Information shown
▼

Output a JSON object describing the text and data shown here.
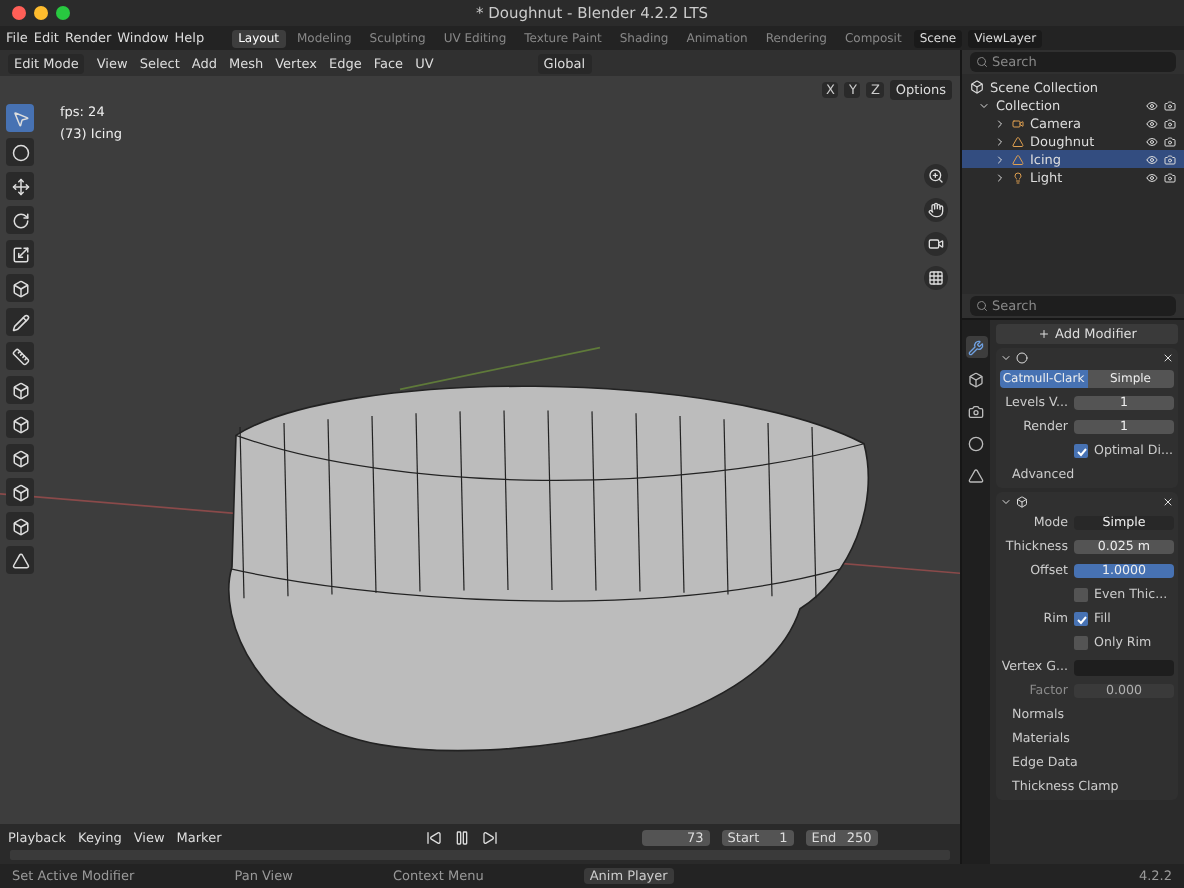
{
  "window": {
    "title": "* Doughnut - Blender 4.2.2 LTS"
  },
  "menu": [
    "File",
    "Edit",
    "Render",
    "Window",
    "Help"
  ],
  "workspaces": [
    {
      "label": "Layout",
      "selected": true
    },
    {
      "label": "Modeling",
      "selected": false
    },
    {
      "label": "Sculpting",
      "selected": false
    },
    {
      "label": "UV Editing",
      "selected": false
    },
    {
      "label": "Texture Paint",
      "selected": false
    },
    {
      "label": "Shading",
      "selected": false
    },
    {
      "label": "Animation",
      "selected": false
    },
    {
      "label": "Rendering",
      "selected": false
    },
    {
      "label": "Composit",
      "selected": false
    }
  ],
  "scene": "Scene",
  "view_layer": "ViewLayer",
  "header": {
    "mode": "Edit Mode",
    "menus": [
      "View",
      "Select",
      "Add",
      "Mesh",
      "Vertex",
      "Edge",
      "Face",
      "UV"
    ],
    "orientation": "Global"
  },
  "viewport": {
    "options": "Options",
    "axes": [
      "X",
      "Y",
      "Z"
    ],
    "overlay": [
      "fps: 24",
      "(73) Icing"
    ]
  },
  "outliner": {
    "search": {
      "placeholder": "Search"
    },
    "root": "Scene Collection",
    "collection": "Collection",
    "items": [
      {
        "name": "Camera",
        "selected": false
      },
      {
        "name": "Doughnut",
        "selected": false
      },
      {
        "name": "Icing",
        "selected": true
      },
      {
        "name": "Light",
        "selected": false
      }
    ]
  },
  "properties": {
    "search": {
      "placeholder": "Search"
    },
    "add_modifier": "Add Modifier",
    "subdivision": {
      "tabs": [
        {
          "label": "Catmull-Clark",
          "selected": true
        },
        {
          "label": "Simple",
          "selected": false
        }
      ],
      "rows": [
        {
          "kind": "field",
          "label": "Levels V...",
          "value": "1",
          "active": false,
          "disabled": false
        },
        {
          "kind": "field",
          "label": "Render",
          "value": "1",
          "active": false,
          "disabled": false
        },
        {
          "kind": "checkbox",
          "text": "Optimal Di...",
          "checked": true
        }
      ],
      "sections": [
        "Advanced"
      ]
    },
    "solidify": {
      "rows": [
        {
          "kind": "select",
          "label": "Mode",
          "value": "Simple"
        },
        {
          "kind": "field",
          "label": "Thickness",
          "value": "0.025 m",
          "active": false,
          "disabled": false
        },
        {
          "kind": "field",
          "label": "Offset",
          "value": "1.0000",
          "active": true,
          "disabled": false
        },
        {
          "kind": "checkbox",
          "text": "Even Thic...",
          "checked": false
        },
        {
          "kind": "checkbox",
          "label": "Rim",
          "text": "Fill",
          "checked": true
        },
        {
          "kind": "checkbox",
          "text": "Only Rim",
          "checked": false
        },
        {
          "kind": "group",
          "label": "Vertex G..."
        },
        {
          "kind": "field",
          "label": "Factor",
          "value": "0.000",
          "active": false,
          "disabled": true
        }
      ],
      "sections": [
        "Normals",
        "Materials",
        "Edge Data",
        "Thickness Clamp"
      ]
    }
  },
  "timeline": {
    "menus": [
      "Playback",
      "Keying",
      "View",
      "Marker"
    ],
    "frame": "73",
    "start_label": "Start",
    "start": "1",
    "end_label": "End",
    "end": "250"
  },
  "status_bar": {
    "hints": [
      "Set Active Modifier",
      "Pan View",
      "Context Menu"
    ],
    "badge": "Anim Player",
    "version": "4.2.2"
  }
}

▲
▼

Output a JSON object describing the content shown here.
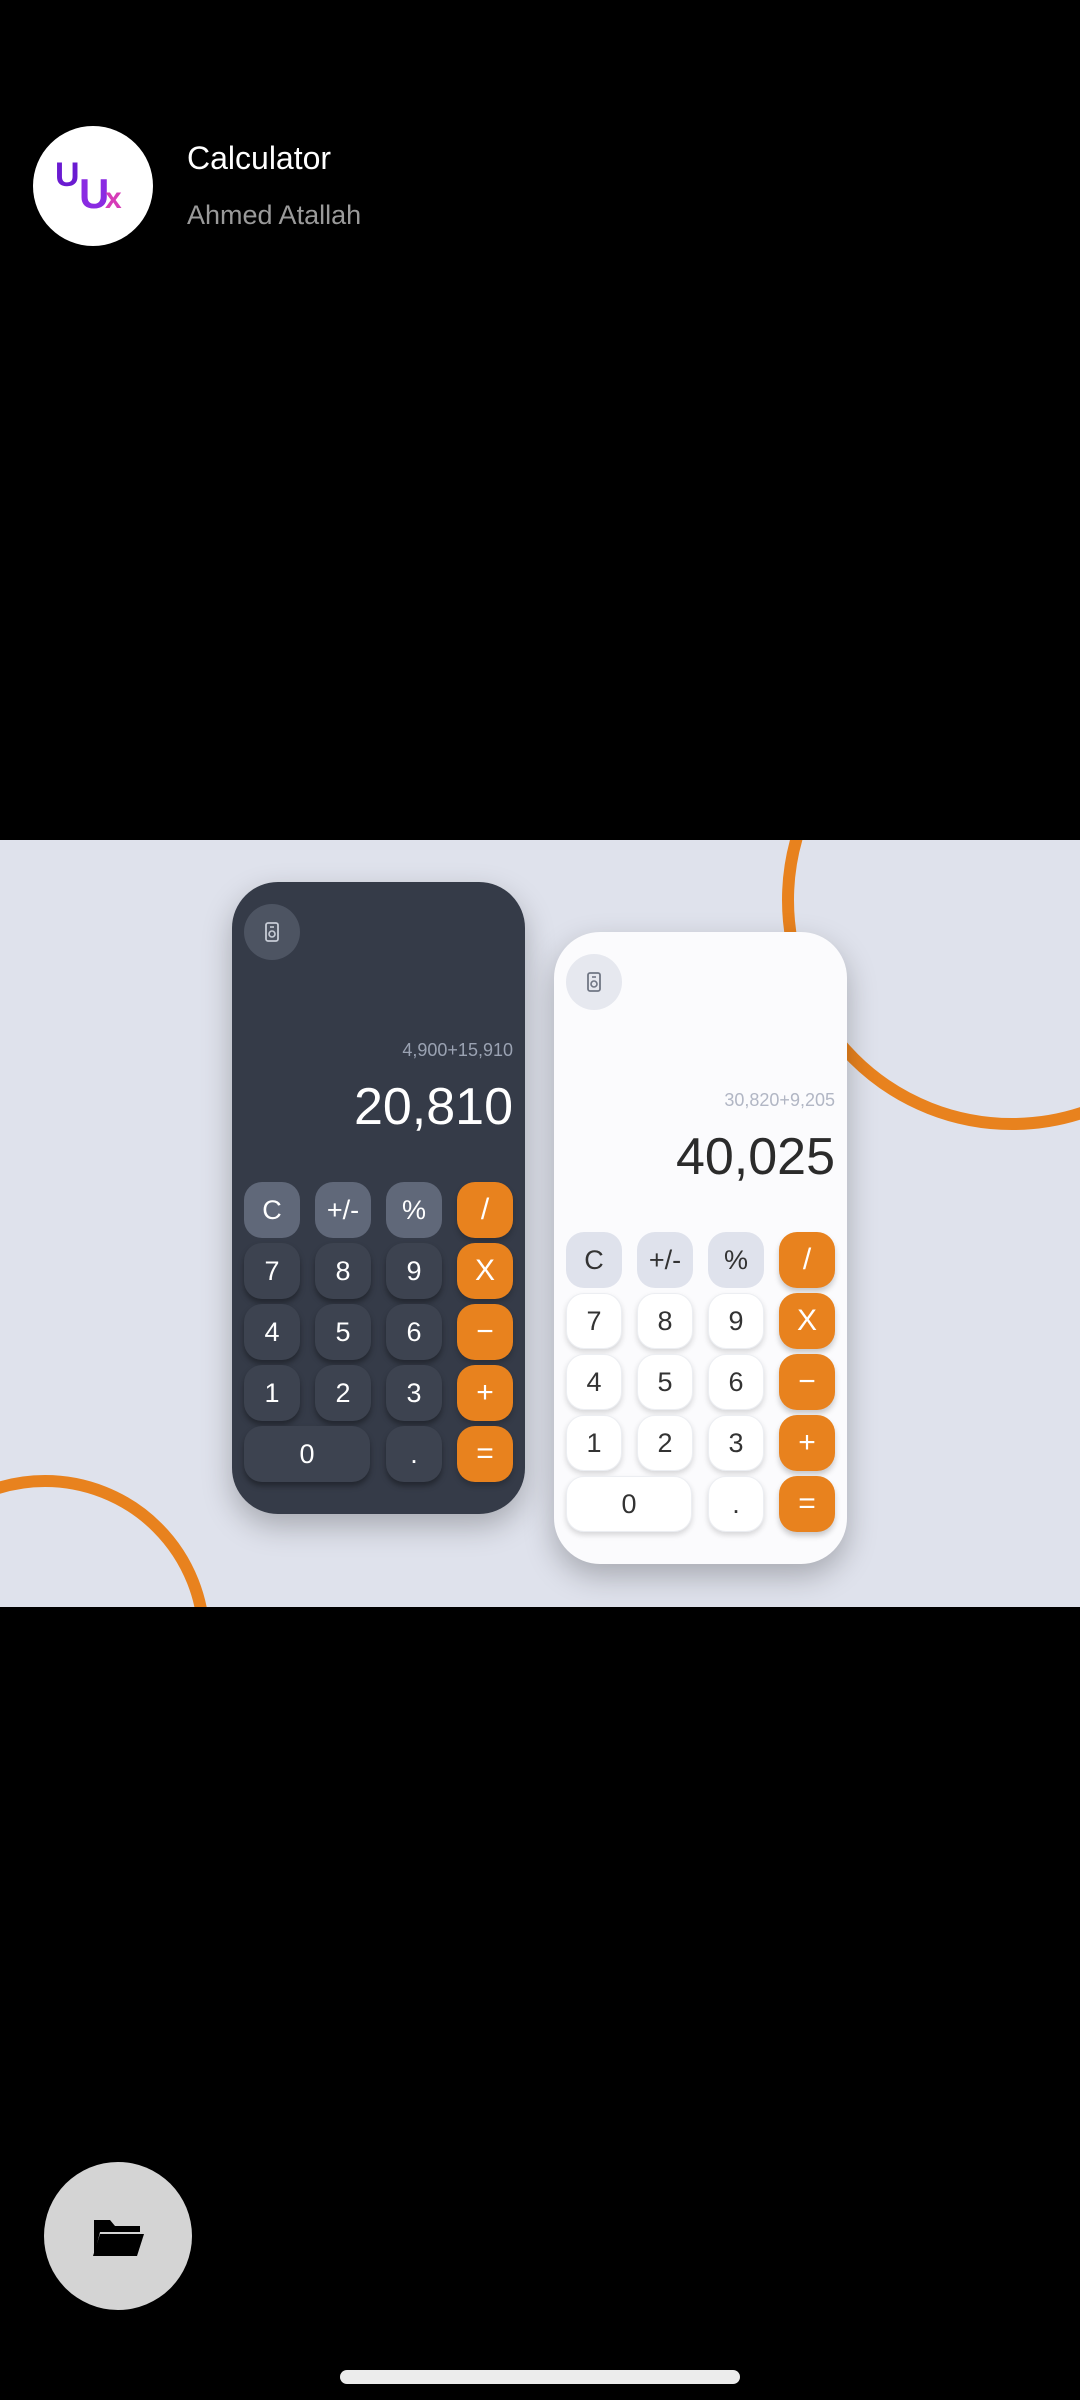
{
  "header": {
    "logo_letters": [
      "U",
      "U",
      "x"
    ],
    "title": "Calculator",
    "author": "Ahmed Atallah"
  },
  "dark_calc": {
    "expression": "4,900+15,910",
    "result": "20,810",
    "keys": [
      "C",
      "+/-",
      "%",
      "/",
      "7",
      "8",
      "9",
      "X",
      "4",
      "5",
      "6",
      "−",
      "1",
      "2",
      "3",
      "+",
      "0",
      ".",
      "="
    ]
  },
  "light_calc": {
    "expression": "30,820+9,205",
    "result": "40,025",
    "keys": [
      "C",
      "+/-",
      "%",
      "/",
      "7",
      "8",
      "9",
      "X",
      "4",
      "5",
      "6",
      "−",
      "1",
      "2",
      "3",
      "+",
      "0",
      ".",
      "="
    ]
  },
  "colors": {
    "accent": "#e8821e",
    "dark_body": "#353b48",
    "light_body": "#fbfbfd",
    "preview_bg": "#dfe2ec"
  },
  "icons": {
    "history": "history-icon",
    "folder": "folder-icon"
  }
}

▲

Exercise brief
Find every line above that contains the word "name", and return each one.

The answer
        "name": "Camera",
        "name": "Doughnut",
        "name": "Icing",
        "name": "Light",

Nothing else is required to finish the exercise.